Not far away in neighbouring Whitby, the increase was 31.3 per cent. And in Vaughan, the ranks of those aged 85 and older grew by 53 per cent — more than twice the increase among the same age cohort in the big city.
Once comprising mostly sleepy villages or towns, suburbia underwent a massive transformation in the 1970s and 1980s. Urban sprawl took root. Affordable houses and sprawling backyards lured younger families like the Anthonys — and many never moved out.
"My neighbour on the side, he says: 'I'm going to stay in this house 'til I die. I'm not moving,"' Anthony says with a chuckle.
As a result, when children move on and leave parents behind or elderly spouses die, suburban households become increasingly empty nests.
"The suburbs now have a much older population than they used to," says Doug Norris, chief demographer at Environics Analytics in Ottawa. "The suburbs look a lot more like the city now."

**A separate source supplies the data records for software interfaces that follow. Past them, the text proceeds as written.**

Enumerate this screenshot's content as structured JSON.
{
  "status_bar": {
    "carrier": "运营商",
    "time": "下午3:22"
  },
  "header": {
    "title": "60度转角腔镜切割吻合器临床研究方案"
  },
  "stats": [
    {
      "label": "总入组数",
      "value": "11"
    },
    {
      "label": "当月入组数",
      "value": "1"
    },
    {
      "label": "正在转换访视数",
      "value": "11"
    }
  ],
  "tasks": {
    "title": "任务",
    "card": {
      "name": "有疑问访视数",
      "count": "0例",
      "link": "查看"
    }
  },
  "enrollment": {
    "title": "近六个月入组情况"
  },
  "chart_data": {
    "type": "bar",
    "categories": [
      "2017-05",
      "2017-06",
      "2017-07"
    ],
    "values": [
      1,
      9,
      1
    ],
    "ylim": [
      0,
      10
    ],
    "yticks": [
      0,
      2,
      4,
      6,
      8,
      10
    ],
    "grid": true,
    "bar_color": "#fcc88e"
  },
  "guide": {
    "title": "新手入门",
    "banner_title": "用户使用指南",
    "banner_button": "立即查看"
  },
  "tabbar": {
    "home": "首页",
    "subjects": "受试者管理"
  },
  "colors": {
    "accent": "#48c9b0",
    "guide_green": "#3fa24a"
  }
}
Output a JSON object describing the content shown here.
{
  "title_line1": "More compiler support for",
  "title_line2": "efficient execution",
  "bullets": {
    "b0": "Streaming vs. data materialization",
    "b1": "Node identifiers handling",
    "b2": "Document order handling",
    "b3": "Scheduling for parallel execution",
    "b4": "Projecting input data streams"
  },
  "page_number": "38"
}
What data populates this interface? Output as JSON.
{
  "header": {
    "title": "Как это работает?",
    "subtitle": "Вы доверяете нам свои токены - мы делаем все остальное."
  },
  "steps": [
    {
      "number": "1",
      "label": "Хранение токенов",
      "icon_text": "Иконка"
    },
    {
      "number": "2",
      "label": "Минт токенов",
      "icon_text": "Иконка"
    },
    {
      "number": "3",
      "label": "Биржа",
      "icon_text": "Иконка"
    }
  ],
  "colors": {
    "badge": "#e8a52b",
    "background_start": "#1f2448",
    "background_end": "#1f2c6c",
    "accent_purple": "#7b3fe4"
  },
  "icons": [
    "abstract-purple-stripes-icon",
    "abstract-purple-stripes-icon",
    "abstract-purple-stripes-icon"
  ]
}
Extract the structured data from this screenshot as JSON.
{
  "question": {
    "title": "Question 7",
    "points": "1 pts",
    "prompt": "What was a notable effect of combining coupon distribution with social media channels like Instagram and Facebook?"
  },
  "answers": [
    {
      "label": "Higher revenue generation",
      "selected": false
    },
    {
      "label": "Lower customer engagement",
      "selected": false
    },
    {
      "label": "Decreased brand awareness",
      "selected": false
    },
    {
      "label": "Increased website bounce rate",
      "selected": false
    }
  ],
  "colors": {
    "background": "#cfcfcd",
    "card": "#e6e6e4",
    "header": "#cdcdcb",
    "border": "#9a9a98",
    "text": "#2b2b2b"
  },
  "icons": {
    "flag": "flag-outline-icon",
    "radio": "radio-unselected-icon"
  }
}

For planners and policymakers, it's a pressing problem. Canada has an aging population as the baby boomers reach retirement age, but the public transit, services and retail options of the larger cities make them easier to navigate for the less mobile.
Accessing services and amenities like grocery stores or health care in lower-density subdivisions, on the other hand, usually requires getting into a car and driving.

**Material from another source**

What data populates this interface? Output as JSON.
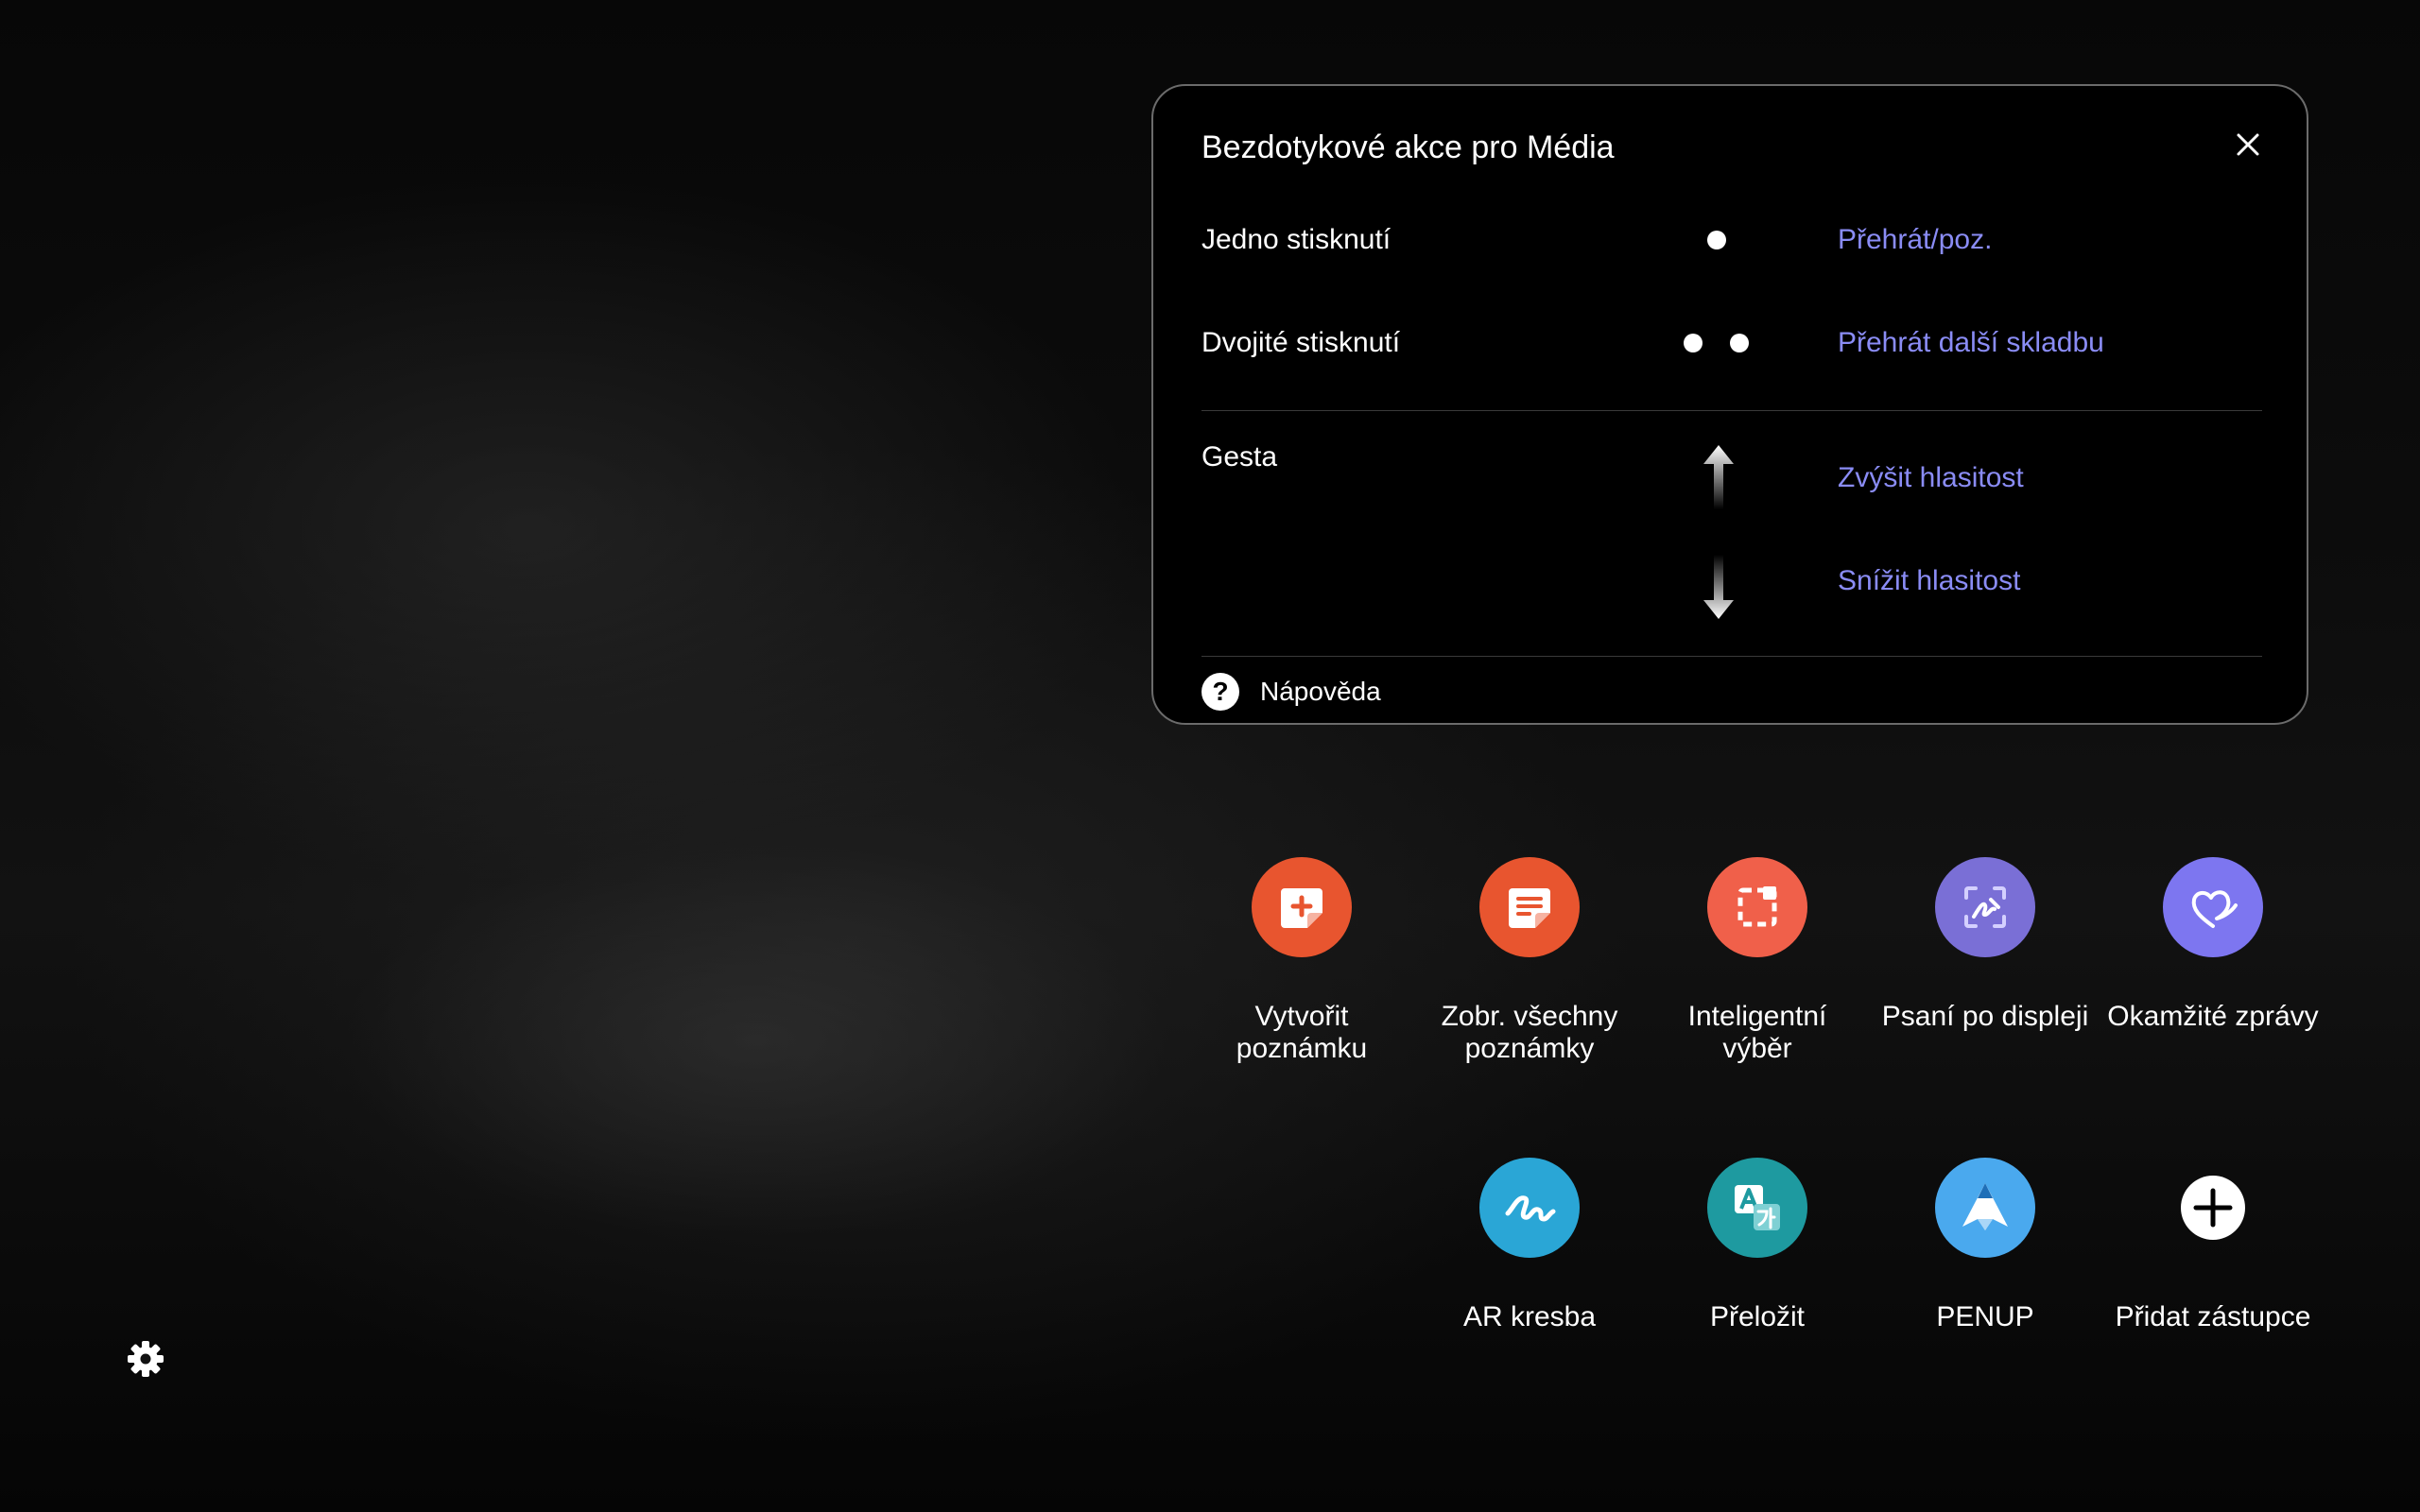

Car dependency, as planners call it, has become an unrelenting thing. Ontario government figures suggest that about 42 per cent of people in car-dependent suburbs around Toronto won't have a driver's licence by 2036 — either because they are no longer fit to drive or want to avoid the cost and stress of vehicle ownership.
Glenn Miller, senior associate with the Canadian Urban Institute, says there's a growing risk that many people will find themselves stuck in the suburbs because they no longer drive.

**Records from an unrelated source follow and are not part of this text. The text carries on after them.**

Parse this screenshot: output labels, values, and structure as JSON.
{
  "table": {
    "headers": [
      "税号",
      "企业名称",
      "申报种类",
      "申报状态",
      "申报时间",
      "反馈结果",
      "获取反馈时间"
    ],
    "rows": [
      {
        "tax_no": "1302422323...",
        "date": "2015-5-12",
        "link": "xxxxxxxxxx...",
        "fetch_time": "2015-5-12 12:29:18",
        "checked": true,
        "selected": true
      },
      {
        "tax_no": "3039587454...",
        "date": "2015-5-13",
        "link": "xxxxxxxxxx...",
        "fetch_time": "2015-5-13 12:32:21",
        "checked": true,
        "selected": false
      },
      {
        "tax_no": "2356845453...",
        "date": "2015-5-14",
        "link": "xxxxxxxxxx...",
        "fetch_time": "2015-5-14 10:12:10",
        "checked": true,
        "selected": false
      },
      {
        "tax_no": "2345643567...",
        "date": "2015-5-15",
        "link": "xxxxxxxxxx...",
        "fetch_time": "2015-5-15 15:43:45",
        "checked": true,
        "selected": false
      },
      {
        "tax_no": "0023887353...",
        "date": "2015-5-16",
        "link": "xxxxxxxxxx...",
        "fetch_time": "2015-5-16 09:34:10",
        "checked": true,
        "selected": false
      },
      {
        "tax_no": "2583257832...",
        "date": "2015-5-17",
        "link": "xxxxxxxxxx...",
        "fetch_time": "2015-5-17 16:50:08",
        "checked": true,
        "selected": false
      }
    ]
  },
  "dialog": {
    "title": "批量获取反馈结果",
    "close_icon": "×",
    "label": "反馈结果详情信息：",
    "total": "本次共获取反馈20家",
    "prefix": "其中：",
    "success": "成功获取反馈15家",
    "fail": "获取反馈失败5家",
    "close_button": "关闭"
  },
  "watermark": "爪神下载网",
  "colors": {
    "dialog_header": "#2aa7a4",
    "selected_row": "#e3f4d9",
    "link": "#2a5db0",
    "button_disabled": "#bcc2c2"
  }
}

"That puts a stark problem before us," says Miller, author of a recent paper on the phenomenon called "No Place To Grow Old."
"From a societal point of view, if you have a very large number of people who become isolated and can't access the things they need to on a daily basis, we can't solve the problem by building more long-term care beds."
That means the challenge for planners and policy-makers is to find ways to move services closer to where the people are, rather than to force the people to relocate. The problem, observers say, is that few places have actually taken steps to make their land-use plans more "age-friendly."
Shift in thinking
Dan Leeming, an urban planner with the Planning Partnership in Toronto, does cite a shift in thinking when it comes to new housing developments.
Leeming tries to start with three basic questions: Where can I walk to in two minutes? In five minutes? In 10 minutes? People, he says, should be able to walk to a parkette in two minutes, and the bus stop in five — what he calls the building blocks of sustainability and community livability.
One place that appears to be setting a forward-looking example is Markham, Ont., north of Toronto. Once more typical of suburban sprawl, Markham has been increasing its housing diversity — more townhouses and stacked housing — rather than endless rows of detached bungalows and double-storey homes.
"You're starting to get high density in suburban communities that really wasn't there five or eight years ago," Leeming says. "With density, you can now begin to support transit. (But) it's going to take years for transit to get caught up."
Anthony, for his part, is well aware of what's in store. For now, at least, he's not worried.
He has a pastoral 15-minute walk to Brampton's city centre. When mobility does become an issue, he's hoping the kids can help out with grocery shopping or medical appointments. In a pinch, he says, there's the option many others don't have: a short cab drive to the supermarket.
"At the moment, we are very comfortable," he says. "But who knows?"